**Exercise**.
Each line from the material with the word "this" in it must be copied.

**Source material**.
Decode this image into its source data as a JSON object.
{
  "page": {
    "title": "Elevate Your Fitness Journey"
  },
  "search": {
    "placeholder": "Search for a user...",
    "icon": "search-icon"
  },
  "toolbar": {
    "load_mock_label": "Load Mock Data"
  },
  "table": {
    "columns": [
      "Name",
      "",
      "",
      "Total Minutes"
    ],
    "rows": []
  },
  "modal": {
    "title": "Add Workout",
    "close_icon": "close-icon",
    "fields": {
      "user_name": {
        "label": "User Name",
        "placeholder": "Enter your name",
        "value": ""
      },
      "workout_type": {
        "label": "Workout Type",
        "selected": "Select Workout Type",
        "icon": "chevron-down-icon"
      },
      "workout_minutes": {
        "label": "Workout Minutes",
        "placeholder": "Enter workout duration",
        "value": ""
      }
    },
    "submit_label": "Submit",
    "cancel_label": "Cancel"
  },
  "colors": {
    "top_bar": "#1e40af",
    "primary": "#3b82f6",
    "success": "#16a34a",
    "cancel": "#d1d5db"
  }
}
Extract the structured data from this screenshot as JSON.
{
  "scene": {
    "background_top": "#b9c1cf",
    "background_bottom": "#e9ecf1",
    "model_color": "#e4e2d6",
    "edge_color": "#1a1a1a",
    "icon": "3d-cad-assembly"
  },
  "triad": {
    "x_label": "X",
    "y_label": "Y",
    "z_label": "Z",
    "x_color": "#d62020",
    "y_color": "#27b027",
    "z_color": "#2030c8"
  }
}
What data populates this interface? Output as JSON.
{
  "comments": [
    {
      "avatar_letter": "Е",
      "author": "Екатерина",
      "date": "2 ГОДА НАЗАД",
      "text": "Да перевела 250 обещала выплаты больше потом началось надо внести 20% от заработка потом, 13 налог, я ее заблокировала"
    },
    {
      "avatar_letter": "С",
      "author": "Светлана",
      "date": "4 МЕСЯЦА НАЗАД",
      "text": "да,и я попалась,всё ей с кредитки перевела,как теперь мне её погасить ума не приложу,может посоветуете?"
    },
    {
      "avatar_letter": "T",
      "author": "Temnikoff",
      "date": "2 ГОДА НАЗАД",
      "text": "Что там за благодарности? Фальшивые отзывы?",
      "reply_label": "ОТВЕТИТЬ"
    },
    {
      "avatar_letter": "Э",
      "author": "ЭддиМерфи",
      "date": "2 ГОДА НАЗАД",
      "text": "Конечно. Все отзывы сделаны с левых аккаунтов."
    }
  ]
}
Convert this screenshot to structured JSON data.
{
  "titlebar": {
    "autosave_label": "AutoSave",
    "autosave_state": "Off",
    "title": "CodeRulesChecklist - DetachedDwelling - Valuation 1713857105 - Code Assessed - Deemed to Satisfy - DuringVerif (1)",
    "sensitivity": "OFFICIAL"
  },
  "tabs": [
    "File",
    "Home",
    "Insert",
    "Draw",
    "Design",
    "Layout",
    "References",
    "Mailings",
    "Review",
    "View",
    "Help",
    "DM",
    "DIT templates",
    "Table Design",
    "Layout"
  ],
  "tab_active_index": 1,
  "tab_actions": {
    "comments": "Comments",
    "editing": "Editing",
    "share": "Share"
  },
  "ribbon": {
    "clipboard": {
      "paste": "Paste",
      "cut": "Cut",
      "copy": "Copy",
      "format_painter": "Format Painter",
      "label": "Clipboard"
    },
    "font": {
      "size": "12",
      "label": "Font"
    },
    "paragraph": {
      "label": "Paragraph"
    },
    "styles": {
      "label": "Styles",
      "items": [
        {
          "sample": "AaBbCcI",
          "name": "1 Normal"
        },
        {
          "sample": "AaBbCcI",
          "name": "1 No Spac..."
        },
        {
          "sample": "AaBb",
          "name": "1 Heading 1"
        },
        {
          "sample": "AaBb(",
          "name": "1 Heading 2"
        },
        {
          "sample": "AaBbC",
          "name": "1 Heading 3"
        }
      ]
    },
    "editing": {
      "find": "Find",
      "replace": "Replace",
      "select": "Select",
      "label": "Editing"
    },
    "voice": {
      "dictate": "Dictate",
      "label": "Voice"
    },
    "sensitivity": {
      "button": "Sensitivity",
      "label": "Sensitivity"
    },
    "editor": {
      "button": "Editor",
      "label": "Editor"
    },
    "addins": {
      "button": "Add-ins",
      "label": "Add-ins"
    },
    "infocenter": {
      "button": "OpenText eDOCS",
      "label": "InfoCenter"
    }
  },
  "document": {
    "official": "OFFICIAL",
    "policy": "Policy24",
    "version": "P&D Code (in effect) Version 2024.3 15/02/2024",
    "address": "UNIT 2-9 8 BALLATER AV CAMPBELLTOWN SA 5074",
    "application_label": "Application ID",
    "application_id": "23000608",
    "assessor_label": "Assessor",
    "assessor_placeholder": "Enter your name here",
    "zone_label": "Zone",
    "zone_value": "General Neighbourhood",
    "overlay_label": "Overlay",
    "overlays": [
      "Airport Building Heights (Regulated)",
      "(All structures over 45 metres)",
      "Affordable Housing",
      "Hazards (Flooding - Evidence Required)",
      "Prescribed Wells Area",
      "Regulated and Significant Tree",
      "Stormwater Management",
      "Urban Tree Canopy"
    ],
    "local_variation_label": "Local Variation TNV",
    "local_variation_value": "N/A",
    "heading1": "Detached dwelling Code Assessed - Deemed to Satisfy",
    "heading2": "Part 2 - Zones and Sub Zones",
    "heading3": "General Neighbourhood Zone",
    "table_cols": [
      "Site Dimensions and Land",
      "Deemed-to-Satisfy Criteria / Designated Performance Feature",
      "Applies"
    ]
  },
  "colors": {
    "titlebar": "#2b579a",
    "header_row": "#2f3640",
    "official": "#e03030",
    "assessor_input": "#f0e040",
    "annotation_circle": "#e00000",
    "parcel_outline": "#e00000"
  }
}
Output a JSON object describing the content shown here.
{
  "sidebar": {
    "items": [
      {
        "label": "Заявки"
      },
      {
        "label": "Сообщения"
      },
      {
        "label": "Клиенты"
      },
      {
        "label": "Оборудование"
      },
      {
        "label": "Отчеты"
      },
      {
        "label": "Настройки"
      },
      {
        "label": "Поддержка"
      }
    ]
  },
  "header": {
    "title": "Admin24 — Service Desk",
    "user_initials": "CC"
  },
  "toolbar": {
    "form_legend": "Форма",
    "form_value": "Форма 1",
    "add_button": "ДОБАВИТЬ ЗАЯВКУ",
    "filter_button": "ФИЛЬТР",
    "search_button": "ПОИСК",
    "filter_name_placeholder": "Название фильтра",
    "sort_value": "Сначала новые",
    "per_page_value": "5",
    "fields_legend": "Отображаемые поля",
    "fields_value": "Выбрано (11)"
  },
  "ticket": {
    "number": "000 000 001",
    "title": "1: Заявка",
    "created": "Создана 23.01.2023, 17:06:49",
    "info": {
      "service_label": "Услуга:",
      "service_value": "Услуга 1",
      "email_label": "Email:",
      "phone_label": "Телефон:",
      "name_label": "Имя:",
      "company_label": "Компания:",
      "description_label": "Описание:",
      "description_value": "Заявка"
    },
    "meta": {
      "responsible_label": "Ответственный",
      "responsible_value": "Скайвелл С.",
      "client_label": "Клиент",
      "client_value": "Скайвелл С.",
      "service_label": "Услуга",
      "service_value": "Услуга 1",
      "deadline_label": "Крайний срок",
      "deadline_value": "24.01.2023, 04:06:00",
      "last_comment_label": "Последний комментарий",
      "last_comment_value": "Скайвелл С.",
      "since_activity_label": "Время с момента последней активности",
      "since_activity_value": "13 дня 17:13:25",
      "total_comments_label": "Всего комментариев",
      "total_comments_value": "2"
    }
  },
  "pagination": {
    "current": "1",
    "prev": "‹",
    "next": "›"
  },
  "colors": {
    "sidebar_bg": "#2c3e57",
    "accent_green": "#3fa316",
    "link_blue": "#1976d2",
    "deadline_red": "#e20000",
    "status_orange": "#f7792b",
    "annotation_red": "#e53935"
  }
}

**Result of the task**.
Decode this image into its source data as a JSON object.
Extract the structured data from this screenshot as JSON.
What data populates this interface? Output as JSON.
Convert this screenshot to structured JSON data.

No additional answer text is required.